Go through the lines below and copy each one that holds the string "history".

Data records:
————

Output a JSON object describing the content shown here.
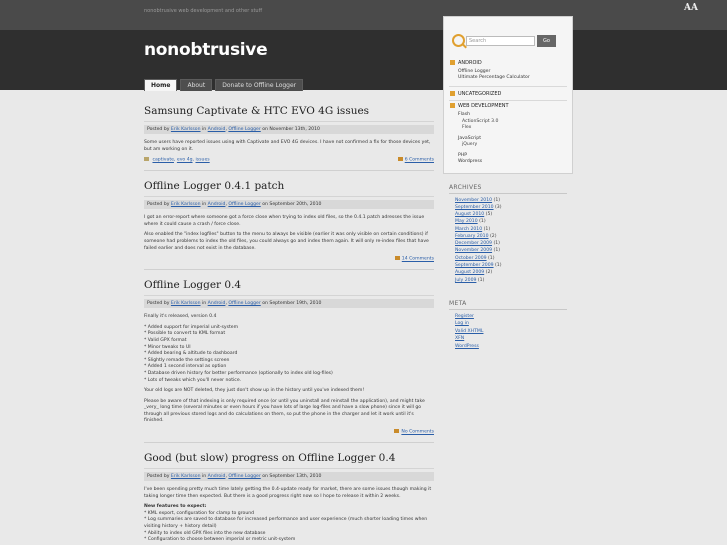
{
  "site": {
    "tagline": "nonobtrusive web development and other stuff",
    "title": "nonobtrusive",
    "font_toggle": "AA"
  },
  "nav": {
    "tabs": [
      {
        "label": "Home"
      },
      {
        "label": "About"
      },
      {
        "label": "Donate to Offline Logger"
      }
    ]
  },
  "posts": [
    {
      "title": "Samsung Captivate & HTC EVO 4G issues",
      "meta": {
        "pre": "Posted by",
        "author": "Erik Karlsson",
        "in": "in",
        "cat1": "Android",
        "comma": ",",
        "cat2": "Offline Logger",
        "on": "on November 13th, 2010"
      },
      "body": [
        "Some users have reported issues using with Captivate and EVO 4G devices. I have not confirmed a fix for those devices yet, but am working on it."
      ],
      "tags": {
        "t1": "captivate",
        "t2": "evo 4g",
        "t3": "issues"
      },
      "comments": "6 Comments"
    },
    {
      "title": "Offline Logger 0.4.1 patch",
      "meta": {
        "pre": "Posted by",
        "author": "Erik Karlsson",
        "in": "in",
        "cat1": "Android",
        "comma": ",",
        "cat2": "Offline Logger",
        "on": "on September 20th, 2010"
      },
      "body": [
        "I got an error-report where someone got a force close when trying to index old files, so the 0.4.1 patch adresses the issue where it could cause a crash / force close.",
        "Also enabled the \"index logfiles\" button to the menu to always be visible (earlier it was only visible on certain conditions) if someone had problems to index the old files, you could always go and index them again. It will only re-index files that have failed earlier and does not exist in the database."
      ],
      "comments": "14 Comments"
    },
    {
      "title": "Offline Logger 0.4",
      "meta": {
        "pre": "Posted by",
        "author": "Erik Karlsson",
        "in": "in",
        "cat1": "Android",
        "comma": ",",
        "cat2": "Offline Logger",
        "on": "on September 19th, 2010"
      },
      "body": [
        "Finally it's released, version 0.4"
      ],
      "list": [
        "* Added support for imperial unit-system",
        "* Possible to convert to KML format",
        "* Valid GPX format",
        "* Minor tweaks to UI",
        "* Added bearing & altitude to dashboard",
        "* Slightly remade the settings screen",
        "* Added 1 second interval as option",
        "* Database driven history for better performance (optionally to index old log-files)",
        "* Lots of tweaks which you'll never notice."
      ],
      "body2": [
        "Your old logs are NOT deleted, they just don't show up in the history until you've indexed them!",
        "Please be aware of that indexing is only required once (or until you uninstall and reinstall the application), and might take _very_ long time (several minutes or even hours if you have lots of large log-files and have a slow phone) since it will go through all previous stored logs and do calculations on them, so put the phone in the charger and let it work until it's finished."
      ],
      "comments": "No Comments"
    },
    {
      "title": "Good (but slow) progress on Offline Logger 0.4",
      "meta": {
        "pre": "Posted by",
        "author": "Erik Karlsson",
        "in": "in",
        "cat1": "Android",
        "comma": ",",
        "cat2": "Offline Logger",
        "on": "on September 13th, 2010"
      },
      "body": [
        "I've been spending pretty much time lately getting the 0.4-update ready for market, there are some issues though making it taking longer time then expected. But there is a good progress right now so I hope to release it within 2 weeks."
      ],
      "features_heading": "New features to expect:",
      "list": [
        "* KML export, configuration for clamp to ground",
        "* Log summaries are saved to database for increased performance and user experience (much shorter loading times when visiting history + history detail)",
        "* Ability to index old GPX files into the new database",
        "* Configuration to choose between imperial or metric unit-system"
      ]
    }
  ],
  "sidebar": {
    "search_placeholder": "Search",
    "search_button": "Go",
    "categories": [
      {
        "label": "ANDROID",
        "children": [
          "Offline Logger",
          "Ultimate Percentage Calculator"
        ]
      },
      {
        "label": "UNCATEGORIZED",
        "children": []
      },
      {
        "label": "WEB DEVELOPMENT",
        "children": [
          "Flash",
          "ActionScript 3.0",
          "Flex",
          "JavaScript",
          "jQuery",
          "PHP",
          "Wordpress"
        ]
      }
    ],
    "archives_title": "ARCHIVES",
    "archives": [
      {
        "label": "November 2010",
        "count": "(1)"
      },
      {
        "label": "September 2010",
        "count": "(3)"
      },
      {
        "label": "August 2010",
        "count": "(5)"
      },
      {
        "label": "May 2010",
        "count": "(1)"
      },
      {
        "label": "March 2010",
        "count": "(1)"
      },
      {
        "label": "February 2010",
        "count": "(2)"
      },
      {
        "label": "December 2009",
        "count": "(1)"
      },
      {
        "label": "November 2009",
        "count": "(1)"
      },
      {
        "label": "October 2009",
        "count": "(1)"
      },
      {
        "label": "September 2009",
        "count": "(1)"
      },
      {
        "label": "August 2009",
        "count": "(2)"
      },
      {
        "label": "July 2009",
        "count": "(1)"
      }
    ],
    "meta_title": "META",
    "meta_links": [
      "Register",
      "Log in",
      "Valid XHTML",
      "XFN",
      "WordPress"
    ]
  }
}
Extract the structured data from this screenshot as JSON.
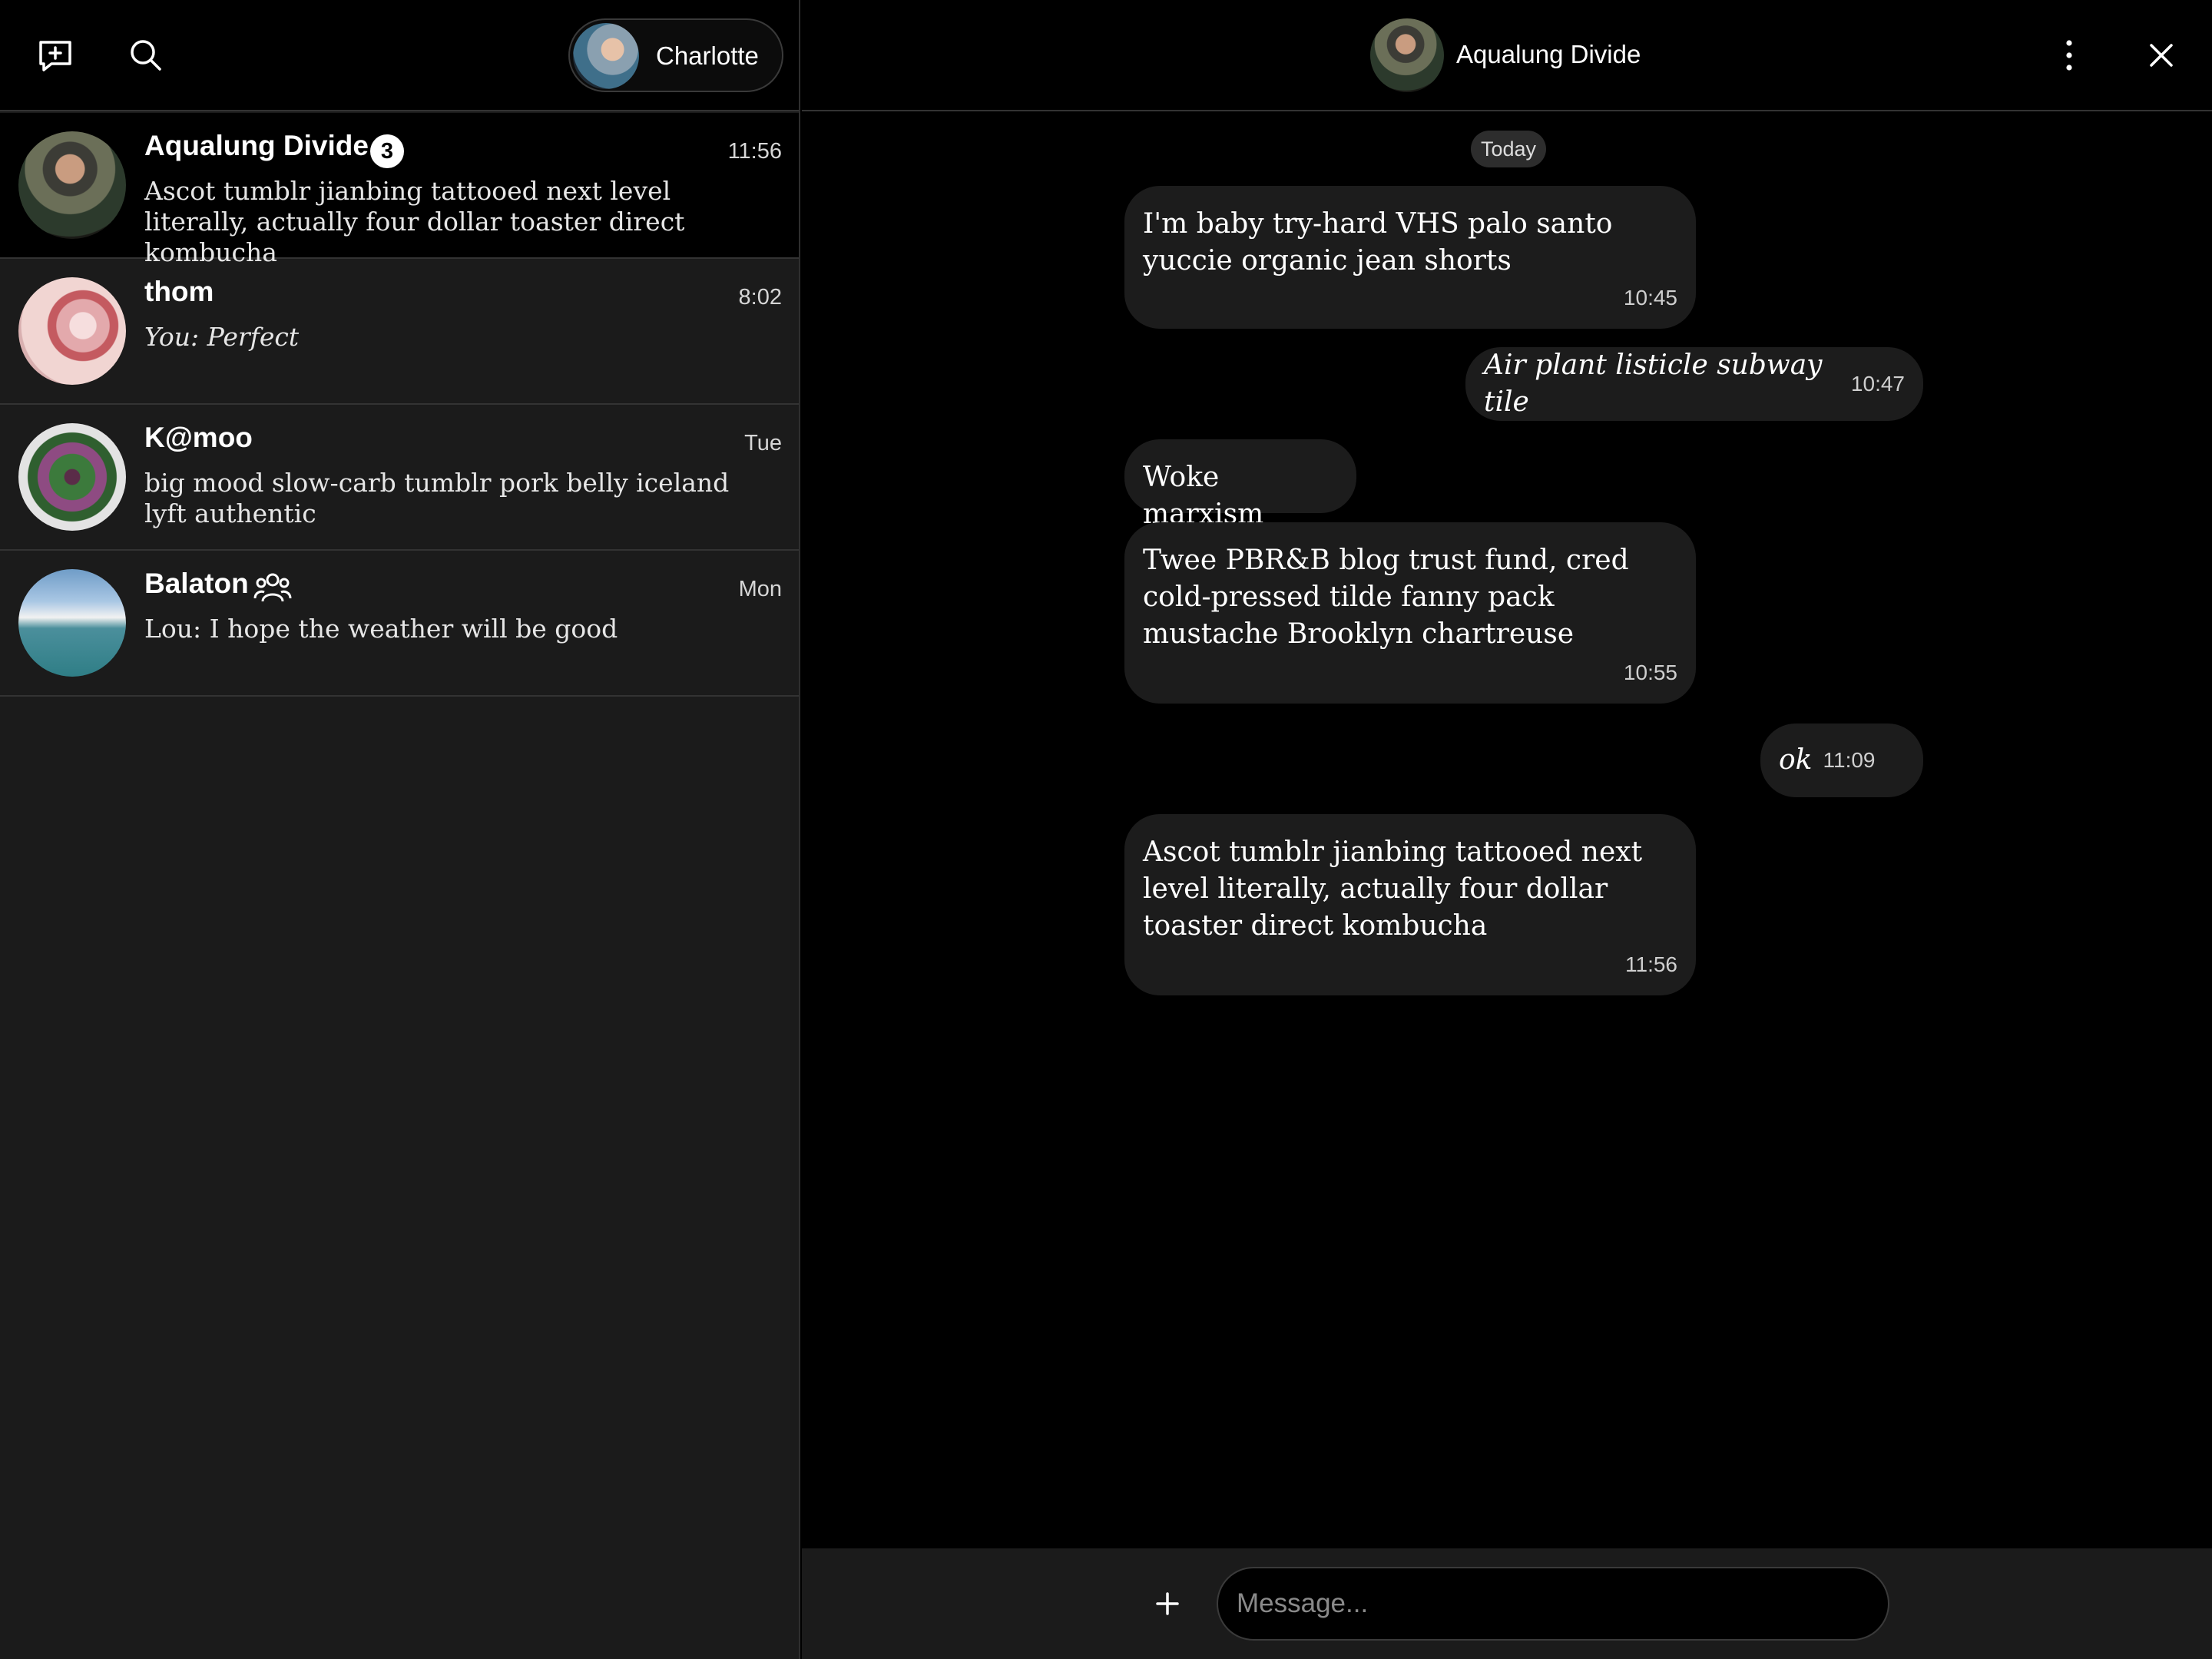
{
  "user": {
    "name": "Charlotte"
  },
  "icons": {
    "compose": "compose-icon",
    "search": "search-icon",
    "more": "more-vertical-icon",
    "close": "close-icon",
    "attach": "plus-icon",
    "group": "group-icon"
  },
  "conversations": [
    {
      "name": "Aqualung Divide",
      "badge": "3",
      "time": "11:56",
      "preview": "Ascot tumblr jianbing tattooed next level literally, actually four dollar toaster direct kombucha"
    },
    {
      "name": "thom",
      "time": "8:02",
      "preview": "You: Perfect"
    },
    {
      "name": "K@moo",
      "time": "Tue",
      "preview": "big mood slow-carb tumblr pork belly iceland lyft authentic"
    },
    {
      "name": "Balaton",
      "time": "Mon",
      "preview": "Lou: I hope the weather will be good"
    }
  ],
  "chat": {
    "title": "Aqualung Divide",
    "date_label": "Today",
    "messages": [
      {
        "direction": "in",
        "text": "I'm baby try-hard VHS palo santo yuccie organic jean shorts",
        "time": "10:45"
      },
      {
        "direction": "out",
        "text": "Air plant listicle subway tile",
        "time": "10:47"
      },
      {
        "direction": "in",
        "text": "Woke marxism",
        "time": ""
      },
      {
        "direction": "in",
        "text": "Twee PBR&B blog trust fund, cred cold-pressed tilde fanny pack mustache Brooklyn chartreuse",
        "time": "10:55"
      },
      {
        "direction": "out",
        "text": "ok",
        "time": "11:09"
      },
      {
        "direction": "in",
        "text": "Ascot tumblr jianbing tattooed next level literally, actually four dollar toaster direct kombucha",
        "time": "11:56"
      }
    ]
  },
  "composer": {
    "placeholder": "Message..."
  }
}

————

Completed task:
        "* Database driven history for better performance (optionally to index old log-files)",
        "Your old logs are NOT deleted, they just don't show up in the history until you've indexed them!",
        "* Log summaries are saved to database for increased performance and user experience (much shorter loading times when visiting history + history detail)",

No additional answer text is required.